--- RECORDS SHOWN ---
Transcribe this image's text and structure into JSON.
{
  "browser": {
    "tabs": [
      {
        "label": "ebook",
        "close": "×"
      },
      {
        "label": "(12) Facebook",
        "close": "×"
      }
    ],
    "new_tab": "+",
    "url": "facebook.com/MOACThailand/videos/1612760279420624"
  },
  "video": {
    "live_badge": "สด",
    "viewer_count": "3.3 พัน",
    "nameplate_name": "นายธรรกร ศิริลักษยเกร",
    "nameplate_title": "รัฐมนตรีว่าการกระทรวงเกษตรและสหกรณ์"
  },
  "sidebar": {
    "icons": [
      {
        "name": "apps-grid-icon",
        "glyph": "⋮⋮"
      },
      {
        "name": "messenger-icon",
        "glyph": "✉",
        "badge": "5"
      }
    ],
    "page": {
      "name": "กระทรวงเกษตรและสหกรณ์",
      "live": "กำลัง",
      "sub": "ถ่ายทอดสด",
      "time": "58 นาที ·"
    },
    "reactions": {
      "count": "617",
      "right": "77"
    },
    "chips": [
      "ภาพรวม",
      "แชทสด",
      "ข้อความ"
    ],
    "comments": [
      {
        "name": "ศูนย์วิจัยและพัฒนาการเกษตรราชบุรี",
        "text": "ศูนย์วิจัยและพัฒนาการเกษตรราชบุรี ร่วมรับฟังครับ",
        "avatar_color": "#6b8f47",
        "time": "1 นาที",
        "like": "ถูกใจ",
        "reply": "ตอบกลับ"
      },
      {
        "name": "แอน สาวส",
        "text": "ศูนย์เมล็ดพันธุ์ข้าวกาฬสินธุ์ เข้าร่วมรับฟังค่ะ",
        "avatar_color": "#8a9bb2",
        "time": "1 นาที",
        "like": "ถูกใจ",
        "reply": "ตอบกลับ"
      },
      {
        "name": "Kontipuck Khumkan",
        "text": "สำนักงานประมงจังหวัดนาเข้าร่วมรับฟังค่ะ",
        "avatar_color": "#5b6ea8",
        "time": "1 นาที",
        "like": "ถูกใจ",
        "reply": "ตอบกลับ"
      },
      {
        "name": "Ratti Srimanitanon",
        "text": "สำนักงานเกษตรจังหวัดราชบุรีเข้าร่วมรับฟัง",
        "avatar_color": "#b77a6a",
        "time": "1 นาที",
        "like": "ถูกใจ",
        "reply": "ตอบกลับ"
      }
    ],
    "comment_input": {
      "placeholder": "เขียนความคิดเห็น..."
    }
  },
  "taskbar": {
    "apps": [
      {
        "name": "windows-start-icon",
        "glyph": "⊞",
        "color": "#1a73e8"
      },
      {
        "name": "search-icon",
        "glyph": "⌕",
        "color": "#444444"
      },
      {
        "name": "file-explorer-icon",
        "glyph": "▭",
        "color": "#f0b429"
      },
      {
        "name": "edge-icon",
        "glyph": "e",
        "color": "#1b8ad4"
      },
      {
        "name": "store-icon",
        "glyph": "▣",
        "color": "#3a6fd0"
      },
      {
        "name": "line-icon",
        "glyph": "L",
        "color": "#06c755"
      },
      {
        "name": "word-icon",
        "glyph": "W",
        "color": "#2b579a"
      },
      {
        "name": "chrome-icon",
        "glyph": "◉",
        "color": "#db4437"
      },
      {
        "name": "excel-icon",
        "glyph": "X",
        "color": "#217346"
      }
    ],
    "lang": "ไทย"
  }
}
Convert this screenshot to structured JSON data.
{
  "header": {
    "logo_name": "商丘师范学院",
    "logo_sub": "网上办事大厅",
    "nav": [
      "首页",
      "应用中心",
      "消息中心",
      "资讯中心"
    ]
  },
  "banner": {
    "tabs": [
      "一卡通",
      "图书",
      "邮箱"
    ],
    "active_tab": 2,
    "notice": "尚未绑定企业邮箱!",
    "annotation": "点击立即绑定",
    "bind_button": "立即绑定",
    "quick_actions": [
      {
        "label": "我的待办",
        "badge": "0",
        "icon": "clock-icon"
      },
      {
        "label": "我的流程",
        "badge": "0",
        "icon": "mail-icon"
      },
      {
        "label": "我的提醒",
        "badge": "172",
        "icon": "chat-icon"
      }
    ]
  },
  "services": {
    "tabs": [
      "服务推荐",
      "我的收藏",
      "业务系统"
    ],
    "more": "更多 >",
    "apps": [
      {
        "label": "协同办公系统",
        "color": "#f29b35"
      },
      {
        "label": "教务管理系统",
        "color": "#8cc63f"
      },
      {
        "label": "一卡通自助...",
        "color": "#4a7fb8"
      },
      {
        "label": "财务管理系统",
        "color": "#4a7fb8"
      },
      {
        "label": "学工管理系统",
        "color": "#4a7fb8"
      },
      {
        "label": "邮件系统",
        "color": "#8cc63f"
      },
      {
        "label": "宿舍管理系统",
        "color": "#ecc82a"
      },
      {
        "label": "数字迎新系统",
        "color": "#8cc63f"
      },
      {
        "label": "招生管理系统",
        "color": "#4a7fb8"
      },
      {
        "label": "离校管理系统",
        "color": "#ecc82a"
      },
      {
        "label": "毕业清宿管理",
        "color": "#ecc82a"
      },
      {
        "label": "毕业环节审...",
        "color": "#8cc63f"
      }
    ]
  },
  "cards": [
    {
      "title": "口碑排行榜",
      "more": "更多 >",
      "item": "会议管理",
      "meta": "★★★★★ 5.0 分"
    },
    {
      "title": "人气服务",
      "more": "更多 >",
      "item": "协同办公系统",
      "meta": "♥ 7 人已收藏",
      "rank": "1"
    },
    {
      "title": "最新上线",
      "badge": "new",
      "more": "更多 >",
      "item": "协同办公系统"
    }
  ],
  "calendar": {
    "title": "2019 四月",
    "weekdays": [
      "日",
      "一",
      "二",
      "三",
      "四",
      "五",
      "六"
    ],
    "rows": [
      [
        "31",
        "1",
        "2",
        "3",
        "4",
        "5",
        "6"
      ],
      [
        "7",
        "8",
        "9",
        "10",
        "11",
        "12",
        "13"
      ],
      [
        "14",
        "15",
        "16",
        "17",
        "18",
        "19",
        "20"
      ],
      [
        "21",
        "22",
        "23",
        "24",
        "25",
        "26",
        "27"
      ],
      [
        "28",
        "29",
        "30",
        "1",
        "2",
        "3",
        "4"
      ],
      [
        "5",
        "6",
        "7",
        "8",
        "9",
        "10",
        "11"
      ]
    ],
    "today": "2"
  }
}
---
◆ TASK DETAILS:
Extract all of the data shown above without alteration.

◆ SOLUTION TO THE EXERCISE:
Transcribe this image's text and structure into JSON.
{
  "browser": {
    "tabs": [
      {
        "label": "ebook",
        "close": "×"
      },
      {
        "label": "(12) Facebook",
        "close": "×"
      }
    ],
    "new_tab": "+",
    "url": "facebook.com/MOACThailand/videos/1612760279420624"
  },
  "video": {
    "live_badge": "สด",
    "viewer_count": "3.3 พัน",
    "nameplate_name": "นายธรรกร ศิริลักษยเกร",
    "nameplate_title": "รัฐมนตรีว่าการกระทรวงเกษตรและสหกรณ์"
  },
  "sidebar": {
    "icons": [
      {
        "name": "apps-grid-icon",
        "glyph": "⋮⋮"
      },
      {
        "name": "messenger-icon",
        "glyph": "✉",
        "badge": "5"
      }
    ],
    "page": {
      "name": "กระทรวงเกษตรและสหกรณ์",
      "live": "กำลัง",
      "sub": "ถ่ายทอดสด",
      "time": "58 นาที ·"
    },
    "reactions": {
      "count": "617",
      "right": "77"
    },
    "chips": [
      "ภาพรวม",
      "แชทสด",
      "ข้อความ"
    ],
    "comments": [
      {
        "name": "ศูนย์วิจัยและพัฒนาการเกษตรราชบุรี",
        "text": "ศูนย์วิจัยและพัฒนาการเกษตรราชบุรี ร่วมรับฟังครับ",
        "avatar_color": "#6b8f47",
        "time": "1 นาที",
        "like": "ถูกใจ",
        "reply": "ตอบกลับ"
      },
      {
        "name": "แอน สาวส",
        "text": "ศูนย์เมล็ดพันธุ์ข้าวกาฬสินธุ์ เข้าร่วมรับฟังค่ะ",
        "avatar_color": "#8a9bb2",
        "time": "1 นาที",
        "like": "ถูกใจ",
        "reply": "ตอบกลับ"
      },
      {
        "name": "Kontipuck Khumkan",
        "text": "สำนักงานประมงจังหวัดนาเข้าร่วมรับฟังค่ะ",
        "avatar_color": "#5b6ea8",
        "time": "1 นาที",
        "like": "ถูกใจ",
        "reply": "ตอบกลับ"
      },
      {
        "name": "Ratti Srimanitanon",
        "text": "สำนักงานเกษตรจังหวัดราชบุรีเข้าร่วมรับฟัง",
        "avatar_color": "#b77a6a",
        "time": "1 นาที",
        "like": "ถูกใจ",
        "reply": "ตอบกลับ"
      }
    ],
    "comment_input": {
      "placeholder": "เขียนความคิดเห็น..."
    }
  },
  "taskbar": {
    "apps": [
      {
        "name": "windows-start-icon",
        "glyph": "⊞",
        "color": "#1a73e8"
      },
      {
        "name": "search-icon",
        "glyph": "⌕",
        "color": "#444444"
      },
      {
        "name": "file-explorer-icon",
        "glyph": "▭",
        "color": "#f0b429"
      },
      {
        "name": "edge-icon",
        "glyph": "e",
        "color": "#1b8ad4"
      },
      {
        "name": "store-icon",
        "glyph": "▣",
        "color": "#3a6fd0"
      },
      {
        "name": "line-icon",
        "glyph": "L",
        "color": "#06c755"
      },
      {
        "name": "word-icon",
        "glyph": "W",
        "color": "#2b579a"
      },
      {
        "name": "chrome-icon",
        "glyph": "◉",
        "color": "#db4437"
      },
      {
        "name": "excel-icon",
        "glyph": "X",
        "color": "#217346"
      }
    ],
    "lang": "ไทย"
  }
}
Convert this screenshot to structured JSON data.
{
  "header": {
    "logo_name": "商丘师范学院",
    "logo_sub": "网上办事大厅",
    "nav": [
      "首页",
      "应用中心",
      "消息中心",
      "资讯中心"
    ]
  },
  "banner": {
    "tabs": [
      "一卡通",
      "图书",
      "邮箱"
    ],
    "active_tab": 2,
    "notice": "尚未绑定企业邮箱!",
    "annotation": "点击立即绑定",
    "bind_button": "立即绑定",
    "quick_actions": [
      {
        "label": "我的待办",
        "badge": "0",
        "icon": "clock-icon"
      },
      {
        "label": "我的流程",
        "badge": "0",
        "icon": "mail-icon"
      },
      {
        "label": "我的提醒",
        "badge": "172",
        "icon": "chat-icon"
      }
    ]
  },
  "services": {
    "tabs": [
      "服务推荐",
      "我的收藏",
      "业务系统"
    ],
    "more": "更多 >",
    "apps": [
      {
        "label": "协同办公系统",
        "color": "#f29b35"
      },
      {
        "label": "教务管理系统",
        "color": "#8cc63f"
      },
      {
        "label": "一卡通自助...",
        "color": "#4a7fb8"
      },
      {
        "label": "财务管理系统",
        "color": "#4a7fb8"
      },
      {
        "label": "学工管理系统",
        "color": "#4a7fb8"
      },
      {
        "label": "邮件系统",
        "color": "#8cc63f"
      },
      {
        "label": "宿舍管理系统",
        "color": "#ecc82a"
      },
      {
        "label": "数字迎新系统",
        "color": "#8cc63f"
      },
      {
        "label": "招生管理系统",
        "color": "#4a7fb8"
      },
      {
        "label": "离校管理系统",
        "color": "#ecc82a"
      },
      {
        "label": "毕业清宿管理",
        "color": "#ecc82a"
      },
      {
        "label": "毕业环节审...",
        "color": "#8cc63f"
      }
    ]
  },
  "cards": [
    {
      "title": "口碑排行榜",
      "more": "更多 >",
      "item": "会议管理",
      "meta": "★★★★★ 5.0 分"
    },
    {
      "title": "人气服务",
      "more": "更多 >",
      "item": "协同办公系统",
      "meta": "♥ 7 人已收藏",
      "rank": "1"
    },
    {
      "title": "最新上线",
      "badge": "new",
      "more": "更多 >",
      "item": "协同办公系统"
    }
  ],
  "calendar": {
    "title": "2019 四月",
    "weekdays": [
      "日",
      "一",
      "二",
      "三",
      "四",
      "五",
      "六"
    ],
    "rows": [
      [
        "31",
        "1",
        "2",
        "3",
        "4",
        "5",
        "6"
      ],
      [
        "7",
        "8",
        "9",
        "10",
        "11",
        "12",
        "13"
      ],
      [
        "14",
        "15",
        "16",
        "17",
        "18",
        "19",
        "20"
      ],
      [
        "21",
        "22",
        "23",
        "24",
        "25",
        "26",
        "27"
      ],
      [
        "28",
        "29",
        "30",
        "1",
        "2",
        "3",
        "4"
      ],
      [
        "5",
        "6",
        "7",
        "8",
        "9",
        "10",
        "11"
      ]
    ],
    "today": "2"
  }
}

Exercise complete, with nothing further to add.